(Problem statement): Scan the records below for the word "this" and give only the number of lines that hold it.

[Dataset Boundary: Start]

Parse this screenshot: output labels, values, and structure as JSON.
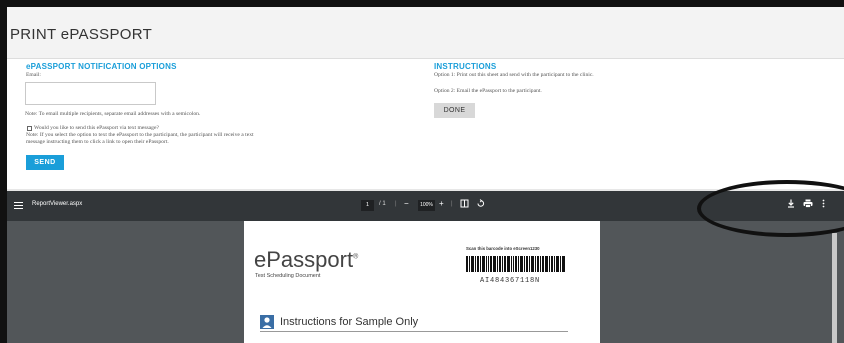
{
  "header": {
    "title": "PRINT ePASSPORT"
  },
  "notification": {
    "title": "ePASSPORT NOTIFICATION OPTIONS",
    "email_label": "Email:",
    "email_value": "",
    "note_multi": "Note: To email multiple recipients, separate email addresses with a semicolon.",
    "text_option": "Would you like to send this ePassport via text message?",
    "text_note_1": "Note: If you select the option to text the ePassport to the participant, the participant will receive a text",
    "text_note_2": "message instructing them to click a link to open their ePassport.",
    "send_label": "SEND"
  },
  "instructions": {
    "title": "INSTRUCTIONS",
    "option1": "Option 1: Print out this sheet and send with the participant to the clinic.",
    "option2": "Option 2: Email the ePassport to the participant.",
    "done_label": "DONE"
  },
  "viewer": {
    "file_name": "ReportViewer.aspx",
    "page_current": "1",
    "page_total": "/ 1",
    "zoom": "100%",
    "icons": [
      "menu-icon",
      "zoom-out-icon",
      "zoom-in-icon",
      "fit-page-icon",
      "rotate-icon",
      "download-icon",
      "print-icon",
      "more-icon"
    ]
  },
  "document": {
    "logo": "ePassport",
    "logo_mark": "®",
    "subtitle": "Test Scheduling Document",
    "scan_text": "Scan this barcode into eScreen1230",
    "code": "AI484367118N",
    "section_title": "Instructions for Sample Only"
  },
  "colors": {
    "accent": "#1a9ed9",
    "toolbar": "#323639",
    "viewer_bg": "#525659"
  }
}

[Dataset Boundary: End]

(Expected answer): 4